» WHAT IS BEING ASKED:
Every entry below has to appear again in your reply, word for word, but no picture may.

» EXTRACTED RECORDS:
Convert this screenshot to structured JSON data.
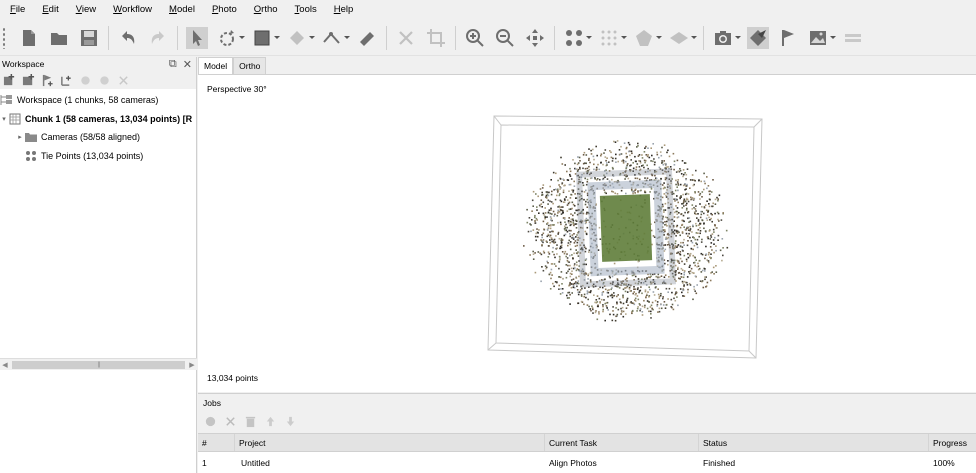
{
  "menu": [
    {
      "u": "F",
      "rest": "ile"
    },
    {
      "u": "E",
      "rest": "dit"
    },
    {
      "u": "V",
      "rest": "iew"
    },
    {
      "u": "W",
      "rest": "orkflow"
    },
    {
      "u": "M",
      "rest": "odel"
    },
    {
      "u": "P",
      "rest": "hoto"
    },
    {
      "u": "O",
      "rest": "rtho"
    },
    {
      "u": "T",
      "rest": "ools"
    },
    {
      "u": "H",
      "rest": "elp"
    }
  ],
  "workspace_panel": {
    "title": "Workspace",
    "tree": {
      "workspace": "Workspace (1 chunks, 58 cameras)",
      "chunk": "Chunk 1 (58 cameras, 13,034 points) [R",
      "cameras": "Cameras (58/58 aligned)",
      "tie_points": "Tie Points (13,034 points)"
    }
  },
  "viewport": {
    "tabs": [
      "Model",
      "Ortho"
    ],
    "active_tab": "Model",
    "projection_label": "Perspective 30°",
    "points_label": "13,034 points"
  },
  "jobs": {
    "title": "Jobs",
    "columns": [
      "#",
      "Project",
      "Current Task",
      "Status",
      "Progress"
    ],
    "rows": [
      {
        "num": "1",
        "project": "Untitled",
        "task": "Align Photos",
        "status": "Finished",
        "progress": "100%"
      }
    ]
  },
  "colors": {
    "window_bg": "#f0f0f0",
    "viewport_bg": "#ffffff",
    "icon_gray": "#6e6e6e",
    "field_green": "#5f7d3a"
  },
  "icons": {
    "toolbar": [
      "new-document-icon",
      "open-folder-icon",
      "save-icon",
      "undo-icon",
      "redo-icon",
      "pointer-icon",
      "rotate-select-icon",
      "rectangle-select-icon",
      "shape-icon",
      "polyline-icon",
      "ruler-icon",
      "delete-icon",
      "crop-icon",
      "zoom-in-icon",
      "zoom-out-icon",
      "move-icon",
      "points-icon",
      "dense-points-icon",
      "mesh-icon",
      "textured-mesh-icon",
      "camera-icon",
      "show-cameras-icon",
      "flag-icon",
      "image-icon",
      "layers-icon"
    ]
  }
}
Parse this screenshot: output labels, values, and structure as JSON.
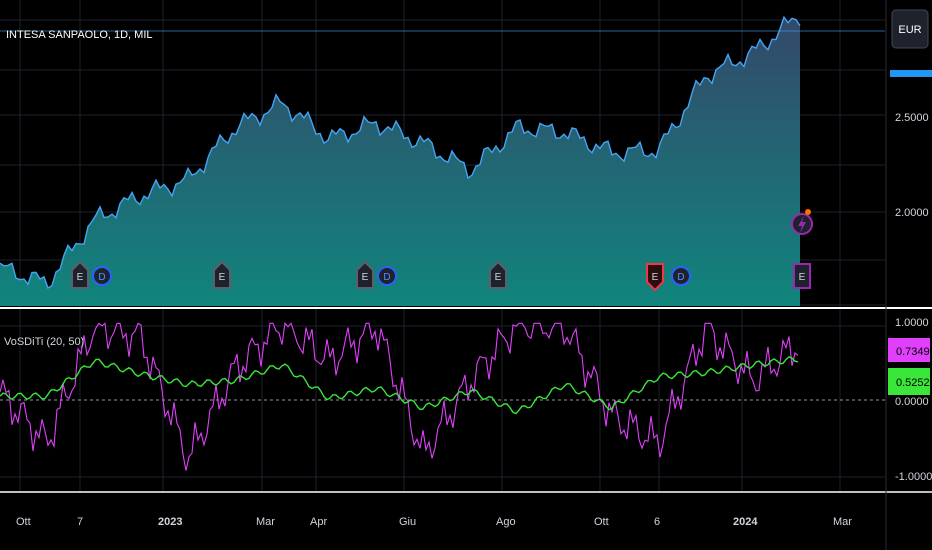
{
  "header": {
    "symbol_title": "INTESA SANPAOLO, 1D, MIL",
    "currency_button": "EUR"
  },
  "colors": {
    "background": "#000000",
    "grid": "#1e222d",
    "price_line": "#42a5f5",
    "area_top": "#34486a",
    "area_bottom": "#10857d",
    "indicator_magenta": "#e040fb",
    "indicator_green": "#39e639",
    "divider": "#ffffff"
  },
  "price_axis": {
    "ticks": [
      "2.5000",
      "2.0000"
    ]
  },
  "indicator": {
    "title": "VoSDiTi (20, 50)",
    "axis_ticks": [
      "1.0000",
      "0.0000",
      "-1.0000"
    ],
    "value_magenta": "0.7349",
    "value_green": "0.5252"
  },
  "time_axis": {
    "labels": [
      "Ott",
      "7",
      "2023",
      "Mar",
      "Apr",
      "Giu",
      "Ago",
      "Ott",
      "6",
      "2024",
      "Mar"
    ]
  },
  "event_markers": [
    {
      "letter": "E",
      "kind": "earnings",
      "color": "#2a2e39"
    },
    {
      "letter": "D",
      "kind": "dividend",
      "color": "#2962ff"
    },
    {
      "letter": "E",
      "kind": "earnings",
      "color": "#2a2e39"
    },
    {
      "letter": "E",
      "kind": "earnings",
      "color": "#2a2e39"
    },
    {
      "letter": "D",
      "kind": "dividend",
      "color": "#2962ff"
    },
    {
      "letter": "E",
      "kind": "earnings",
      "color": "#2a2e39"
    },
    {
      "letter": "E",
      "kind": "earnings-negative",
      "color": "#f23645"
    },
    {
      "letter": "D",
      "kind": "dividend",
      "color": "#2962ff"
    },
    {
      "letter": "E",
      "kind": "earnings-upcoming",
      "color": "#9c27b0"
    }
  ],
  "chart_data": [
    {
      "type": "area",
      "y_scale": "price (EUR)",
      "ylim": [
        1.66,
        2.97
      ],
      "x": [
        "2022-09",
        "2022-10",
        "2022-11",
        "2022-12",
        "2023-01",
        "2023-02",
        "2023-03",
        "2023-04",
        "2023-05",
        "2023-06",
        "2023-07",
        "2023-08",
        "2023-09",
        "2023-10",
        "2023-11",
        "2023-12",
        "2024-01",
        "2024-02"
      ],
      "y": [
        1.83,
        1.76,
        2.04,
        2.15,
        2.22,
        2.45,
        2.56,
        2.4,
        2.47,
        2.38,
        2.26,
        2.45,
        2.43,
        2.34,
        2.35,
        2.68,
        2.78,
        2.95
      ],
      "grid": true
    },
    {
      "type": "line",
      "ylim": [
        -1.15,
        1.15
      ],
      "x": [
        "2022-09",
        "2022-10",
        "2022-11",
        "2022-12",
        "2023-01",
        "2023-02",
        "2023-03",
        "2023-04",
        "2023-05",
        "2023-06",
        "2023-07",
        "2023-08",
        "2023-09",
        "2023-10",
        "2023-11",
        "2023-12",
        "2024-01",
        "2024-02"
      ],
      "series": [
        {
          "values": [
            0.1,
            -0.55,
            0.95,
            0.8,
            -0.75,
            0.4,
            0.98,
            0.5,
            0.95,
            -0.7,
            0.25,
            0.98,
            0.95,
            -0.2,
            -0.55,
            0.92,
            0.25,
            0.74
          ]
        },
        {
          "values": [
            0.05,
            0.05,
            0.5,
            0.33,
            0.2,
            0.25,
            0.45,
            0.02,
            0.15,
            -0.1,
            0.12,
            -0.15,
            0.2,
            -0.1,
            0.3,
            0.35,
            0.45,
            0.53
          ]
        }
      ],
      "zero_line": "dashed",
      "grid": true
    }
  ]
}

» FINAL ANSWER:
Convert this screenshot to structured JSON data.
{
  "menu": [
    {
      "u": "F",
      "rest": "ile"
    },
    {
      "u": "E",
      "rest": "dit"
    },
    {
      "u": "V",
      "rest": "iew"
    },
    {
      "u": "W",
      "rest": "orkflow"
    },
    {
      "u": "M",
      "rest": "odel"
    },
    {
      "u": "P",
      "rest": "hoto"
    },
    {
      "u": "O",
      "rest": "rtho"
    },
    {
      "u": "T",
      "rest": "ools"
    },
    {
      "u": "H",
      "rest": "elp"
    }
  ],
  "workspace_panel": {
    "title": "Workspace",
    "tree": {
      "workspace": "Workspace (1 chunks, 58 cameras)",
      "chunk": "Chunk 1 (58 cameras, 13,034 points) [R",
      "cameras": "Cameras (58/58 aligned)",
      "tie_points": "Tie Points (13,034 points)"
    }
  },
  "viewport": {
    "tabs": [
      "Model",
      "Ortho"
    ],
    "active_tab": "Model",
    "projection_label": "Perspective 30°",
    "points_label": "13,034 points"
  },
  "jobs": {
    "title": "Jobs",
    "columns": [
      "#",
      "Project",
      "Current Task",
      "Status",
      "Progress"
    ],
    "rows": [
      {
        "num": "1",
        "project": "Untitled",
        "task": "Align Photos",
        "status": "Finished",
        "progress": "100%"
      }
    ]
  },
  "colors": {
    "window_bg": "#f0f0f0",
    "viewport_bg": "#ffffff",
    "icon_gray": "#6e6e6e",
    "field_green": "#5f7d3a"
  },
  "icons": {
    "toolbar": [
      "new-document-icon",
      "open-folder-icon",
      "save-icon",
      "undo-icon",
      "redo-icon",
      "pointer-icon",
      "rotate-select-icon",
      "rectangle-select-icon",
      "shape-icon",
      "polyline-icon",
      "ruler-icon",
      "delete-icon",
      "crop-icon",
      "zoom-in-icon",
      "zoom-out-icon",
      "move-icon",
      "points-icon",
      "dense-points-icon",
      "mesh-icon",
      "textured-mesh-icon",
      "camera-icon",
      "show-cameras-icon",
      "flag-icon",
      "image-icon",
      "layers-icon"
    ]
  }
}
Parse this screenshot: output labels, values, and structure as JSON.
{
  "header": {
    "symbol_title": "INTESA SANPAOLO, 1D, MIL",
    "currency_button": "EUR"
  },
  "colors": {
    "background": "#000000",
    "grid": "#1e222d",
    "price_line": "#42a5f5",
    "area_top": "#34486a",
    "area_bottom": "#10857d",
    "indicator_magenta": "#e040fb",
    "indicator_green": "#39e639",
    "divider": "#ffffff"
  },
  "price_axis": {
    "ticks": [
      "2.5000",
      "2.0000"
    ]
  },
  "indicator": {
    "title": "VoSDiTi (20, 50)",
    "axis_ticks": [
      "1.0000",
      "0.0000",
      "-1.0000"
    ],
    "value_magenta": "0.7349",
    "value_green": "0.5252"
  },
  "time_axis": {
    "labels": [
      "Ott",
      "7",
      "2023",
      "Mar",
      "Apr",
      "Giu",
      "Ago",
      "Ott",
      "6",
      "2024",
      "Mar"
    ]
  },
  "event_markers": [
    {
      "letter": "E",
      "kind": "earnings",
      "color": "#2a2e39"
    },
    {
      "letter": "D",
      "kind": "dividend",
      "color": "#2962ff"
    },
    {
      "letter": "E",
      "kind": "earnings",
      "color": "#2a2e39"
    },
    {
      "letter": "E",
      "kind": "earnings",
      "color": "#2a2e39"
    },
    {
      "letter": "D",
      "kind": "dividend",
      "color": "#2962ff"
    },
    {
      "letter": "E",
      "kind": "earnings",
      "color": "#2a2e39"
    },
    {
      "letter": "E",
      "kind": "earnings-negative",
      "color": "#f23645"
    },
    {
      "letter": "D",
      "kind": "dividend",
      "color": "#2962ff"
    },
    {
      "letter": "E",
      "kind": "earnings-upcoming",
      "color": "#9c27b0"
    }
  ],
  "chart_data": [
    {
      "type": "area",
      "y_scale": "price (EUR)",
      "ylim": [
        1.66,
        2.97
      ],
      "x": [
        "2022-09",
        "2022-10",
        "2022-11",
        "2022-12",
        "2023-01",
        "2023-02",
        "2023-03",
        "2023-04",
        "2023-05",
        "2023-06",
        "2023-07",
        "2023-08",
        "2023-09",
        "2023-10",
        "2023-11",
        "2023-12",
        "2024-01",
        "2024-02"
      ],
      "y": [
        1.83,
        1.76,
        2.04,
        2.15,
        2.22,
        2.45,
        2.56,
        2.4,
        2.47,
        2.38,
        2.26,
        2.45,
        2.43,
        2.34,
        2.35,
        2.68,
        2.78,
        2.95
      ],
      "grid": true
    },
    {
      "type": "line",
      "ylim": [
        -1.15,
        1.15
      ],
      "x": [
        "2022-09",
        "2022-10",
        "2022-11",
        "2022-12",
        "2023-01",
        "2023-02",
        "2023-03",
        "2023-04",
        "2023-05",
        "2023-06",
        "2023-07",
        "2023-08",
        "2023-09",
        "2023-10",
        "2023-11",
        "2023-12",
        "2024-01",
        "2024-02"
      ],
      "series": [
        {
          "values": [
            0.1,
            -0.55,
            0.95,
            0.8,
            -0.75,
            0.4,
            0.98,
            0.5,
            0.95,
            -0.7,
            0.25,
            0.98,
            0.95,
            -0.2,
            -0.55,
            0.92,
            0.25,
            0.74
          ]
        },
        {
          "values": [
            0.05,
            0.05,
            0.5,
            0.33,
            0.2,
            0.25,
            0.45,
            0.02,
            0.15,
            -0.1,
            0.12,
            -0.15,
            0.2,
            -0.1,
            0.3,
            0.35,
            0.45,
            0.53
          ]
        }
      ],
      "zero_line": "dashed",
      "grid": true
    }
  ]
}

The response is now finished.